Role of Estradiol in Men and Its Management
Testosterone is the precursor hormone for estradiol. Estradiol is a hormone more abundant in women than men that is produced by the aromatization of testosterone in liver, fat and other cells. Nature created it for a reason. It has been shown to be responsible for healthy bone density but its role in men's sex drive, body composition and other variables is source of great debate. One thing is certain: High estradiol blood levels can cause growth of breast tissue in men :http://www.excelmale.com/threads/442...ight=man+boobs
When the HPT hormonal axis senses that testosterone or estradiol are high, it automatically decreases or shuts down testosterone production.
Many anti-aging or men's health clinics prescribe anastrozole, a blocker of estradiol production, to men who start testosterone replacement (TRT). Higher estradiol blood levels not only can cause breast tissue growth (gynecomastia) but also water retention (edema). Some people speculate that high estradiol can also lead to erectile dysfunction but no scientific papers have been published on this subject. Since higher testosterone blood levels can originate higher estradiol levels, the belief is that using anastrozole will prevent breast tissue growth and erectile dysfunction by lowering any potential increase in estradiol. However, we have no data on how high is too high when it comes to this hormone in men. Some even speculate that low testosterone-to-estradiol ratios may be more closely correlated to gynecomastia and erectile problems than estradiol alone.

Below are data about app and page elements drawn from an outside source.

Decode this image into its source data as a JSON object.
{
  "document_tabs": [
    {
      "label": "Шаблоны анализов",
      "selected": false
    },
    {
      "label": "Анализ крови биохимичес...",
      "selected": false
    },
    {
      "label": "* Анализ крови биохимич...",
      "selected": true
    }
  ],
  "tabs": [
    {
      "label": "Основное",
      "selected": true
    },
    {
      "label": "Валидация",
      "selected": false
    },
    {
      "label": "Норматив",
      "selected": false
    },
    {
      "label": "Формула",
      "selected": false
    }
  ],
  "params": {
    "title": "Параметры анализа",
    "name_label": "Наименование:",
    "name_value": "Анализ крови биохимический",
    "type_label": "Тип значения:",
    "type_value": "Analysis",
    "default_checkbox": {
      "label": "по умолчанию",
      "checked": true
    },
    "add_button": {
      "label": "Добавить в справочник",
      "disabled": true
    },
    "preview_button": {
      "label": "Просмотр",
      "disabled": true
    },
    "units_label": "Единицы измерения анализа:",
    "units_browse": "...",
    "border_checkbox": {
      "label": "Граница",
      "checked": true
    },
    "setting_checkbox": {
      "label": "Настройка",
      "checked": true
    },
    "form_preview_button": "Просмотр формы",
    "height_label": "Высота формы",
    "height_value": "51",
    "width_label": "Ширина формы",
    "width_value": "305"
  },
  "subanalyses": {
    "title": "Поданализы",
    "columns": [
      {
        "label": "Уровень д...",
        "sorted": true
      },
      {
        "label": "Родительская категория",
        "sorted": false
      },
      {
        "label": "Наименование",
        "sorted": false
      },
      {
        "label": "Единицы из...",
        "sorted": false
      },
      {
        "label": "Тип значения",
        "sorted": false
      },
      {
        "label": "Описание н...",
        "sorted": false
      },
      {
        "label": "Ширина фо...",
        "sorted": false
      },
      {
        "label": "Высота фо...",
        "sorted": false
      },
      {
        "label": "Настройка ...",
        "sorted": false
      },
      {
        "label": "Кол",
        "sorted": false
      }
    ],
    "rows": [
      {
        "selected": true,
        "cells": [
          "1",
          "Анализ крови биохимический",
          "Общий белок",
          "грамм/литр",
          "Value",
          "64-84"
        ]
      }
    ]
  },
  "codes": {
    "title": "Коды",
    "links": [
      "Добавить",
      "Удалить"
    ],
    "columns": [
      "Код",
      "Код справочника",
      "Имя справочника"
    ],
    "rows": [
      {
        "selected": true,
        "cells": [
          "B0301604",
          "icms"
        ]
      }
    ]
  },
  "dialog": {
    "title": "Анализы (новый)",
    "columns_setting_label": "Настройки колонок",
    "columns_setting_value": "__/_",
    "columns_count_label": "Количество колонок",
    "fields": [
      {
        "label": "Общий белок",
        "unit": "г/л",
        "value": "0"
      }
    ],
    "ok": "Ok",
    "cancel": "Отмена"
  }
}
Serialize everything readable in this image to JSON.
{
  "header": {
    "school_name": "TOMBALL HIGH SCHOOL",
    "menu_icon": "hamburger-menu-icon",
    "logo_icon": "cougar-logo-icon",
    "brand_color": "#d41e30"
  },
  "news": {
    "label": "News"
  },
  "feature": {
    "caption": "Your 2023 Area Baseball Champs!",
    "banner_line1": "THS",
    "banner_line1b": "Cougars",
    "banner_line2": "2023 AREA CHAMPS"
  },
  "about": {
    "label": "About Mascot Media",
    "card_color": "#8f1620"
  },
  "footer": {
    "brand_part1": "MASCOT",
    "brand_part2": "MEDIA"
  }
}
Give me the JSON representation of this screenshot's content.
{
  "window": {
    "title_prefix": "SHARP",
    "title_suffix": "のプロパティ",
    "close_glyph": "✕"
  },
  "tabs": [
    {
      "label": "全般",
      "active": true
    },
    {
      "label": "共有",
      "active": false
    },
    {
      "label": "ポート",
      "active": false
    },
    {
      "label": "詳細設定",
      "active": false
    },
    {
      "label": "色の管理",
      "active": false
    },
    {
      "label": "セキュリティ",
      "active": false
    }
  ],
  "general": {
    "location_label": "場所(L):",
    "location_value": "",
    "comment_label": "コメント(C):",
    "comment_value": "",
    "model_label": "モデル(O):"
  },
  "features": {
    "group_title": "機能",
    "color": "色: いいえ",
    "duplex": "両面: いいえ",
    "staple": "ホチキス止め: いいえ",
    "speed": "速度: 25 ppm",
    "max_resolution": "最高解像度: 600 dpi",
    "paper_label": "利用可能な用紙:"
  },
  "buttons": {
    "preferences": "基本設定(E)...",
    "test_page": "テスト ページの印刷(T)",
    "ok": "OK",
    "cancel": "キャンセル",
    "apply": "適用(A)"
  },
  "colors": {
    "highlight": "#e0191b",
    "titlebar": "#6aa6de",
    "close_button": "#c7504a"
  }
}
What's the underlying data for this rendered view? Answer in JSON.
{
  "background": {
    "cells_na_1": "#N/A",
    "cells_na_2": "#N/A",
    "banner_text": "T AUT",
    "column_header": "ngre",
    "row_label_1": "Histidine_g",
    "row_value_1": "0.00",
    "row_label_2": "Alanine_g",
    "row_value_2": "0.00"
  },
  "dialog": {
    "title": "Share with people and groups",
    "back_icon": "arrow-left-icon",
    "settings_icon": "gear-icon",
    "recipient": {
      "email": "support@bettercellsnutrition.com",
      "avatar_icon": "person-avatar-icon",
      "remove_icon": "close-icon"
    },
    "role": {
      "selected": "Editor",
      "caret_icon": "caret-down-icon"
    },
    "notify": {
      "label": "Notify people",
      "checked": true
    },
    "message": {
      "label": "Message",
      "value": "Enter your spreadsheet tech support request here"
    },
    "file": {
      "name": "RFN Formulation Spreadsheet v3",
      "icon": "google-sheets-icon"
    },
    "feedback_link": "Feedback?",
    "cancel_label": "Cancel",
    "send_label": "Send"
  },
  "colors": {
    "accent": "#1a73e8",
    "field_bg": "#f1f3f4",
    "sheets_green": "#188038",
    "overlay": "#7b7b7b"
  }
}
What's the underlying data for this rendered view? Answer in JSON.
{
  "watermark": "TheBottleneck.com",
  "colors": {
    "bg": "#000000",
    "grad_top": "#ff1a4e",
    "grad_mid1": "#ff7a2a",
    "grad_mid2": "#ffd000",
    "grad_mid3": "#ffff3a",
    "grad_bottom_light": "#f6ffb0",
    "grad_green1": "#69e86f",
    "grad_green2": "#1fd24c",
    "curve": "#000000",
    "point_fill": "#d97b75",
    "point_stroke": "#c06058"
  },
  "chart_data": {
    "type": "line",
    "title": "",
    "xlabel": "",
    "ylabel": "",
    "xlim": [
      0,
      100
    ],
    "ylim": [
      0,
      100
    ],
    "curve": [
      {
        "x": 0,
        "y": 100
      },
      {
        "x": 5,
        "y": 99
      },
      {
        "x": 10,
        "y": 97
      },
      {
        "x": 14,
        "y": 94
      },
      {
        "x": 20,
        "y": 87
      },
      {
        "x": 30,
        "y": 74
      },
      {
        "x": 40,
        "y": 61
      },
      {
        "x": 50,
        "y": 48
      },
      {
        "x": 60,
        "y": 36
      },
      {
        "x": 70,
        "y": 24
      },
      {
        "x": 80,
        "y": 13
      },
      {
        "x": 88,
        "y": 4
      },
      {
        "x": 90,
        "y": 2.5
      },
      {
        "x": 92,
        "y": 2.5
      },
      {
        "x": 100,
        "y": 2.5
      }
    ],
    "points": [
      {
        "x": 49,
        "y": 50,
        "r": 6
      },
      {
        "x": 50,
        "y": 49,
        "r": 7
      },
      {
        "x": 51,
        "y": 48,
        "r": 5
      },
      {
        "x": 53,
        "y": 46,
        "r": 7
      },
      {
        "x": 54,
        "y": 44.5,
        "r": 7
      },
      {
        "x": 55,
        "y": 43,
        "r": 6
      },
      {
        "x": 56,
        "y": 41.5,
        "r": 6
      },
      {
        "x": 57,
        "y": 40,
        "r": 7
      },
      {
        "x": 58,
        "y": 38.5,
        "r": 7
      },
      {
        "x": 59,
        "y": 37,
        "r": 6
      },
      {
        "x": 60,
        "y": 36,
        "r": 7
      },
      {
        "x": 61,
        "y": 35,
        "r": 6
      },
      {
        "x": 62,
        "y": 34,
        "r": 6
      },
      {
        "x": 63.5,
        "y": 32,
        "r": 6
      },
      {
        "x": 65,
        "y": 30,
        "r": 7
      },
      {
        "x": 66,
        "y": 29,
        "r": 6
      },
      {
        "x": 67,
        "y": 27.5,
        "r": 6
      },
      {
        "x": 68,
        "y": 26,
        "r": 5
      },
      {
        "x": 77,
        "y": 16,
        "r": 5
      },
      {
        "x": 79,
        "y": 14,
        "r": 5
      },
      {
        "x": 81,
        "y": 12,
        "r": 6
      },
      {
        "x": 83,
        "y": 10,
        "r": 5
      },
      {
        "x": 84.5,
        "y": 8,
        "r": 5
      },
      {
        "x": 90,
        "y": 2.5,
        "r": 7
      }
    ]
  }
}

The truth about these speculations is starting to emerge but we still do not have enough data to say what the upper value of the optimal range of estradiol really is. We have a lot of evidence about the lower side of the optimal range since it has been found that estradiol blood levels below 10-20 pg/ml can increase bone loss in men. A recently published study also nicely demonstrated that low estradiol can be associated with higher fat mass and lower sexual function in men. So, be very careful when a clinic wants to put you on this drug without first justifying its use.
Another concerning fact is that many clinics may be using the wrong estradiol test that may be over-estimating the levels of this hormone in men. An ultrasensitive estradiol test more accurately measures estradiol in men instead of the regular test that costs less.
Fortunately, most men on TRT do not develop gynecomastia even without using anastrozole (gynecomastia is common in bodybuilders who may use high doses of testosterone, however). Those that have gynecomastia at TRT doses (100-200 mg of injectable testosterone or 5-10 grams of testosterone gel per day) may be genetically predisposed to having more aromatase activity or have liver dysfunction. Treating all men who start TRT with anastrozole from the start may be counterproductive since this may lower estradiol to very low levels. Some physicians monitor estradiol blood levels after 6-8 weeks of having a man start TRT alone using the ultrasensitive estradiol test to determine if anastrozole use is warranted. Doses range from 0.25 mg per week to some clinics using excessive doses of 1 mg three times per week. After 4-6 weeks on anastrozole its dose can be adjusted to ensure than estradiol is not under 20 pg/ml. Fortunately, many men on TRT do not need anastrozole at all.
So we await for more studies that will clarify the role and optimal ranges of estradiol. Here are a few studies that we already have available based on the role investigated.